Initial Year of Service: 1968
Production Total: 12,000

Focus Model: MT-LB (M1970)
Crew: 2 + 11

Overall Length: 21.33 ft (6.50 m)
Width: 9.51 ft (2.90 m)
Height: 6.23 ft (1.90 m)
Weight: 13.1 US Short Tons (11,900 kg; 26,235 lb)

Powerplant: 1 x YaMZ 238 V, V-8 diesel engine generating 240 horsepower @ 2,100rpm.

Maximum Speed: 38 mph (61.5 km/h)
Maximum Range: 311 miles (500 km)

NBC Protection: Yes
Nightvision: Yes - Infra-red for driver and commander

1 x 7.62mm machine gun

2,500 x 7.62mm ammunition

MT-L - Base Unarmored Model

MT-LB - Base Armored Model; fitted with 7.62mm machine gun in turret

MT-LBV - 565mm wide tracks

MT-LBVM - Fitted with 12.7mm NSVT heavy machine gun in turret

MTP-LB - Technical Support Platform; sans turret

SNAR-10 "Jaguar" (MT-LB M1975 / MT-LB SON) - Ground Surveillance radar platform.

9A34 - 9K35 "Strela-10" SAM system carrier

9A35 - 9K35 "Strela-10" SAM system carrier with passive tracking

9P149 "Shturm-S" - Anti-Tank Guided Missile (ATGM) carrier; 9M114 Koton missile group.

RKhM "Kashalot" - Battlefield chemical detection vehicle

RKhM-K - Command version of RKhM vehicle

RPM - Radioactivity detection vehicle

K-611 - Radioactivity detection vehicle

K-612 - Radioactivity detection vehicle

AZM "Vostorg-1" - Battlefield Engineering Vehicle

MT-LBu - Lengthened chassis and hull

UR-77 "Meteorit" - Mine-clearing vehicle

2S1 - Self-Propelled Howitzer armed with 122mm main gun

MT-LBM - Modernized MT-LB

2S24 - 82mm mortar carrier

MT-LB AT-I - Bulgarian Army minelayer

MT-LB SE - Bulgarian Army battlefield ambulance

MT-LB TMX - Bulgarian Army 82mm mortar carrier

BRM "Sova" - Bulgarian Army NBC detection vehicle

R-80 - Bulgarian Army artillery observation vehicle

BMP-30 - Bulgarian Army IFV; BMP-2 series powered turret and armament.

MT-LB (Pi) - East German Combat Engineering Vehicle (CEV)

MT-LB (Pzi) - East German Anti-Tank Missile Carrier

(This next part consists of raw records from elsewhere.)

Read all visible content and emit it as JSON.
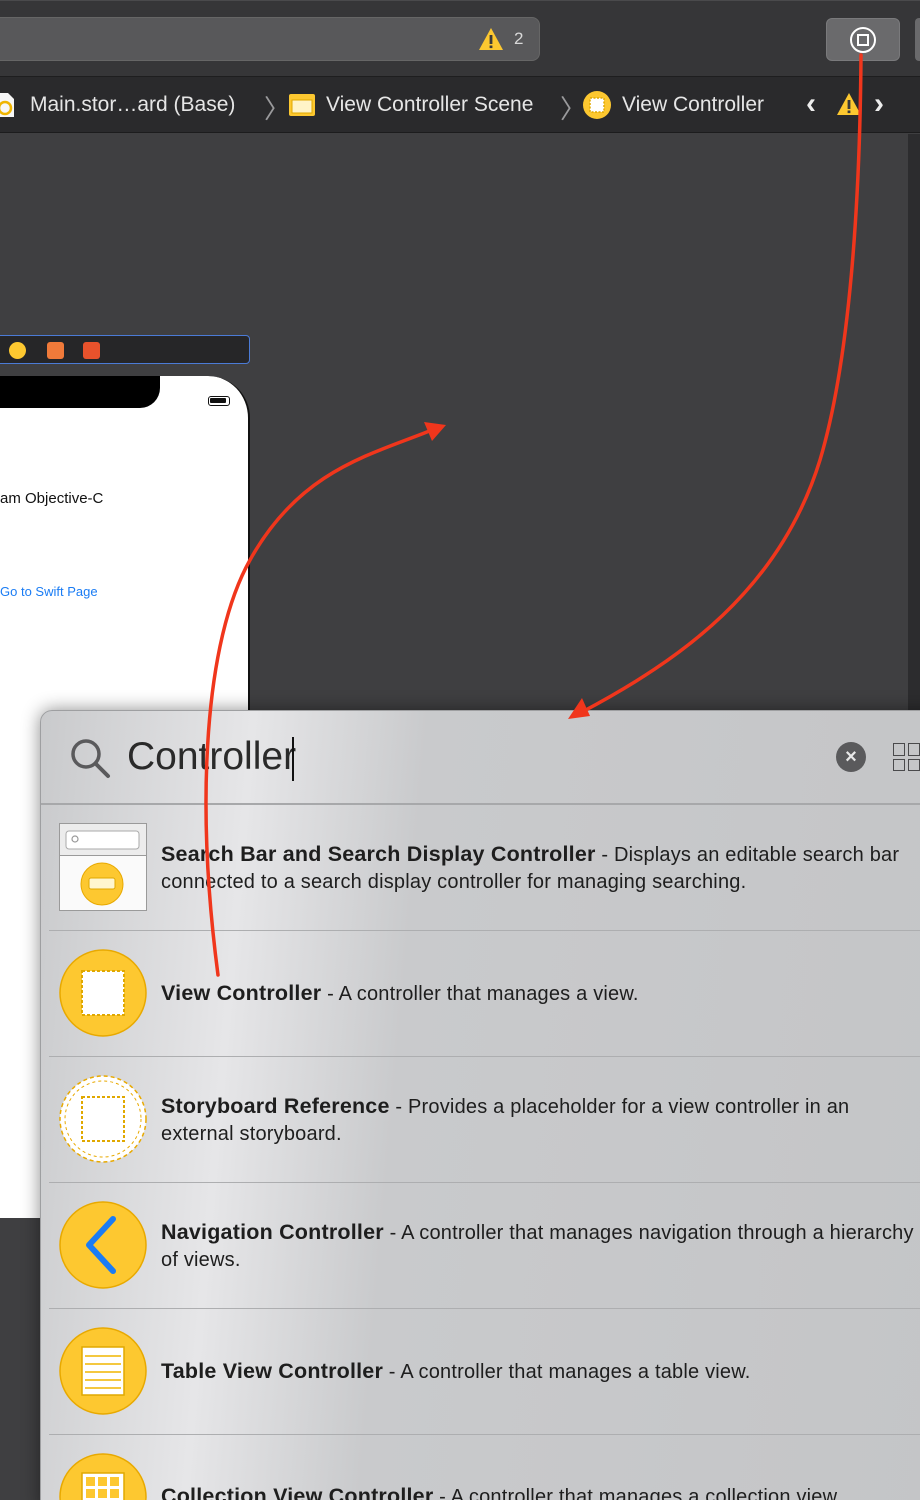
{
  "toolbar": {
    "warning_count": "2"
  },
  "jumpbar": {
    "crumbs": [
      "Main.stor…ard (Base)",
      "View Controller Scene",
      "View Controller"
    ]
  },
  "phone": {
    "label_text": "am Objective-C",
    "link_text": "Go to Swift Page"
  },
  "library": {
    "search": {
      "value": "Controller"
    },
    "clear_label": "×",
    "items": [
      {
        "title": "Search Bar and Search Display Controller",
        "desc": " - Displays an editable search bar connected to a search display controller for managing searching."
      },
      {
        "title": "View Controller",
        "desc": " - A controller that manages a view."
      },
      {
        "title": "Storyboard Reference",
        "desc": " - Provides a placeholder for a view controller in an external storyboard."
      },
      {
        "title": "Navigation Controller",
        "desc": " - A controller that manages navigation through a hierarchy of views."
      },
      {
        "title": "Table View Controller",
        "desc": " - A controller that manages a table view."
      },
      {
        "title": "Collection View Controller",
        "desc": " - A controller that manages a collection view."
      }
    ]
  },
  "colors": {
    "accent_yellow": "#fdc830",
    "annotation_red": "#f0361c",
    "link_blue": "#1a7cf4"
  }
}
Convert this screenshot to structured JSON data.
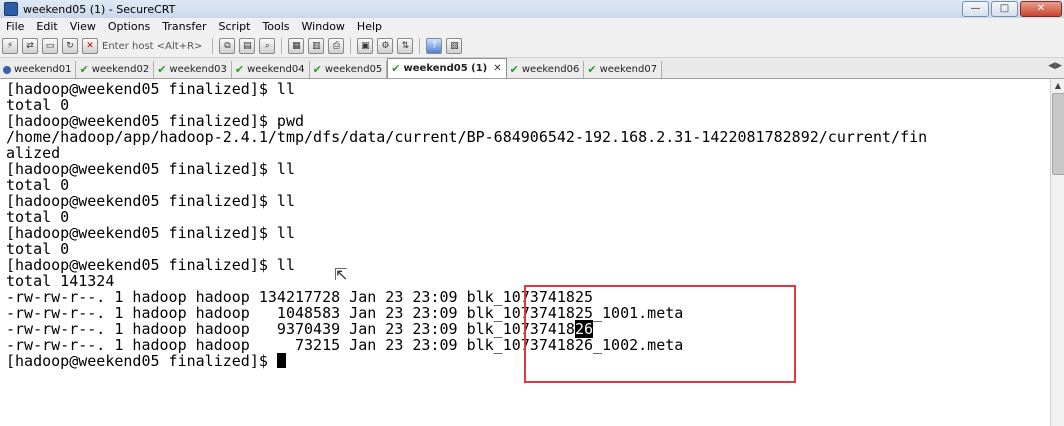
{
  "window": {
    "title": "weekend05 (1) - SecureCRT",
    "btn_min": "—",
    "btn_max": "□",
    "btn_close": "✕"
  },
  "menu": [
    "File",
    "Edit",
    "View",
    "Options",
    "Transfer",
    "Script",
    "Tools",
    "Window",
    "Help"
  ],
  "toolbar": {
    "host_placeholder": "Enter host <Alt+R>"
  },
  "tabs": [
    {
      "label": "weekend01",
      "status": "info"
    },
    {
      "label": "weekend02",
      "status": "ok"
    },
    {
      "label": "weekend03",
      "status": "ok"
    },
    {
      "label": "weekend04",
      "status": "ok"
    },
    {
      "label": "weekend05",
      "status": "ok"
    },
    {
      "label": "weekend05 (1)",
      "status": "ok",
      "active": true
    },
    {
      "label": "weekend06",
      "status": "ok"
    },
    {
      "label": "weekend07",
      "status": "ok"
    }
  ],
  "terminal": {
    "lines": [
      "[hadoop@weekend05 finalized]$ ll",
      "total 0",
      "[hadoop@weekend05 finalized]$ pwd",
      "/home/hadoop/app/hadoop-2.4.1/tmp/dfs/data/current/BP-684906542-192.168.2.31-1422081782892/current/fin",
      "alized",
      "[hadoop@weekend05 finalized]$ ll",
      "total 0",
      "[hadoop@weekend05 finalized]$ ll",
      "total 0",
      "[hadoop@weekend05 finalized]$ ll",
      "total 0",
      "[hadoop@weekend05 finalized]$ ll",
      "total 141324",
      "-rw-rw-r--. 1 hadoop hadoop 134217728 Jan 23 23:09 blk_1073741825",
      "-rw-rw-r--. 1 hadoop hadoop   1048583 Jan 23 23:09 blk_1073741825_1001.meta",
      "-rw-rw-r--. 1 hadoop hadoop   9370439 Jan 23 23:09 blk_10737418",
      "-rw-rw-r--. 1 hadoop hadoop     73215 Jan 23 23:09 blk_1073741826_1002.meta",
      "[hadoop@weekend05 finalized]$ "
    ],
    "highlighted_text": "26"
  }
}
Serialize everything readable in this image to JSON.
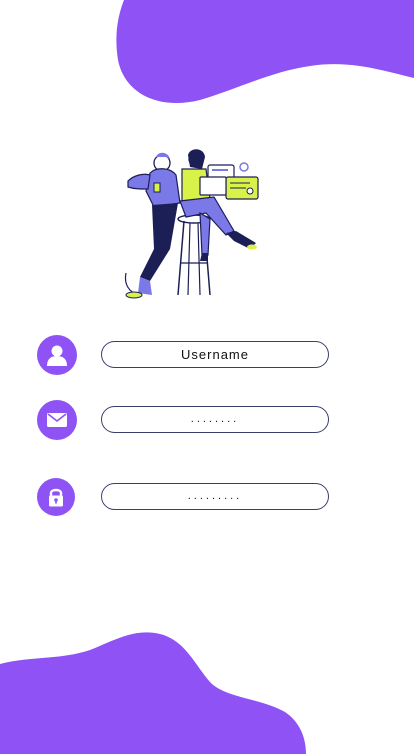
{
  "colors": {
    "accent": "#8e52f5",
    "field_border": "#3b3f6b",
    "illustration_lime": "#d9f24a",
    "illustration_navy": "#1c1f55",
    "illustration_periwinkle": "#7b78e8"
  },
  "form": {
    "username_value": "Username",
    "email_value": "........",
    "password_value": "........."
  },
  "icons": {
    "username": "user-icon",
    "email": "envelope-icon",
    "password": "lock-icon"
  }
}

MT-LB (Pzj Fu) - East German Anti-Tank Command Vehicle

MT-LB (BO) SFL - East German Artillery Command Vehicle

SaN MT-LB - East German Battlefield Ambulance

MTP-LB - East German Technical Support Vehicle

MT-LBV - Iraqi Army variant; wide tracks

MT-LB (ZU-23-2) - Iraqi Army Self-Propelled Anti-Aircraft Vehicle

MT-LB-2AP - Polish Army APC

WEM Lotos - Polish Army MEDEVAC vehicle

WPT Mors - Polish Army Armored Recovery Vehicle (ARV)

R-137T - Polish Army Signals Vehicle

MT-LB-23M "Krak" - Polish Army proposed APC variant with 23mm in remote-controlled turret.

"Promet" - Polish Army proposed AA variant

SPG-2 - Polish Army revised MT-LB

BWO-40 - Polish Army IFV

Pbv 401 - Swedish Army Designation

Stripbv 4011 - Swedish Army Command Vehicle

RIpbv 4014/T - Swedish Army signals vehicle

Stripbv 4015 - Swedish Army Command Vehicle

Pvrbbv 452 - Swedish Army ATGM missile carrier

Armenia; Azerbaijan; Bangladesh; Belarus; Bulgaria; Czechoslovakia; Czech Republic; East Germany; Finland; Georgia; Germany; Hungary; Iraq; Kazakhstan; Lithuania; Macedonia; Moldova; Nigeria; Poland; Russia; Soviet Union; Sweden; Ukraine; United States; Uruguay; Yugoslavia